Cal State Fullerton concluded its yearlong 60th anniversary celebration last week with the CSUF 60th Anniversary Global Relations Luncheon honoring U.S. Rep. Ed Royce ’77 (business administration), a longtime supporter of his alma mater who will retire this year after 13 terms in the U.S. Congress.
Among his priorities in Congress was to reduce overall Congressional spending, however, Royce keenly understood that critical investments were needed and was instrumental in securing more than $9 million in funding for his alma mater in the areas of childhood obesity prevention, improving the teaching of math/science education, water hazard mitigation research, upgrading technology for the Ruby Gerontology Center and, after 9/11, boosting funding for strategic language studies both at the CSU and campus levels.
In 2013, Royce was selected chairman of the House Foreign Affairs Committee. In this capacity, he serves as one of the nation’s premier representatives to foreign governments. However, he has never forgotten his roots at CSUF. As chairman, Royce ensured that the committee was accessible to our students. In 2013, he brought the committee’s first field hearing to Cal State Fullerton to explore international human trafficking and efforts to combat it.
Understanding that a student’s collegiate experience expands past the classroom, Royce ensured that there were always internships available for CSUF students in his district and capitol offices.

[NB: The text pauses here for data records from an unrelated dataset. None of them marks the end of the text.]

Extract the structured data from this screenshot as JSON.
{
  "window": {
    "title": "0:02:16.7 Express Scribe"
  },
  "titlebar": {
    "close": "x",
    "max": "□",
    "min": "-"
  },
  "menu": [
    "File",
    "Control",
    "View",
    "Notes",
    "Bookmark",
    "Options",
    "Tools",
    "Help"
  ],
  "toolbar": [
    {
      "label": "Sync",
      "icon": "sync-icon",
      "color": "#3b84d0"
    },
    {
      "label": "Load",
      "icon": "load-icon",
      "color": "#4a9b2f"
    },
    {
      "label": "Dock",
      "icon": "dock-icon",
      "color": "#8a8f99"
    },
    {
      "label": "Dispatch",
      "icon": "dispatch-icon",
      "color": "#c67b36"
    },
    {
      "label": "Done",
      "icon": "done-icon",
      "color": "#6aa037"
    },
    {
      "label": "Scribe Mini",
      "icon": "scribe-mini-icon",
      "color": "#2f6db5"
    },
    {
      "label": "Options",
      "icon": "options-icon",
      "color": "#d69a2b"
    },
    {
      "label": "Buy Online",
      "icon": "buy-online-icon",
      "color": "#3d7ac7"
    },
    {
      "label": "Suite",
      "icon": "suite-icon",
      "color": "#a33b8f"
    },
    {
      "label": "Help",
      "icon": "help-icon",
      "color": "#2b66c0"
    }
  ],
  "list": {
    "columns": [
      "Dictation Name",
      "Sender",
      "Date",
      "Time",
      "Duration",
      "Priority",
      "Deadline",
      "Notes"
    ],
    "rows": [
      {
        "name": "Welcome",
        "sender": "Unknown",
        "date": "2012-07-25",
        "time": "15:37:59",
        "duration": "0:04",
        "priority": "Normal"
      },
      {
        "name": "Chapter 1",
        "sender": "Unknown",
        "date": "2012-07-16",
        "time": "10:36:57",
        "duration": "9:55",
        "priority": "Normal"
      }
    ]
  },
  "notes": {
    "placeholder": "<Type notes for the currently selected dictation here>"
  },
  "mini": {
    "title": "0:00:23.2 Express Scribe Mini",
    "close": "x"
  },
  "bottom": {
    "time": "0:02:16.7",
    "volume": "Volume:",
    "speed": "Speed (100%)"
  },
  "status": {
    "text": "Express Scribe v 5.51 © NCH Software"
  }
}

He also held an internship spot on the committee for a CSUF student.
The luncheon event featured a special moderated discussion featuring former Secretary of Defense Robert Gates (2006-2011), who also served for nearly 27 years in the CIA and the National Security Council. Gates served as director of the CIA from 1991-93, then served as defense secretary from 2006-11 under both President George W. Bush and President Barack Obama. Gates is also a recipient of the Presidential Medal of Freedom — America’s highest civilian honor.
The discussion drew on Gates’ years of experience to offer an informative and pragmatic look at leadership and international relations, and was moderated by Valerie O’Regan, CSUF professor of political science and director of the university’s Intelligence Community Scholars program.
Gates went on to look at some of the challenges facing the nation, such as the competition between the U.S. and China, Russia’s objectives to divide the NATO alliance and divide and undermine the West, the importance of maintaining good relationships with America’s allies, and the recent summit with Kim Jong Un.
“I think the North Koreans were stunned by President Trump’s acceptance of the summit,” he said. “Whatever happens remains to be seen, but the threat of war is dramatically less than it was six months ago. That said, America must stay in lockstep with our allies, South Korea and Japan.
“Americans must realize that we have a geopolitical advantage when other nations partner with us, economically and militarily,” he said.
Gates described competition and rivalry between the U.S. and China that expands beyond economics. Unfortunately, Westerners often make the assumption that economic prosperity will open up China when it is often just the reverse, he explained.
As for the Iran nuclear deal, Gates acknowledged that although it was flawed, President Trump may have made a mistake by walking away from the deal as it may signal that the U.S. is walking away from its European allies.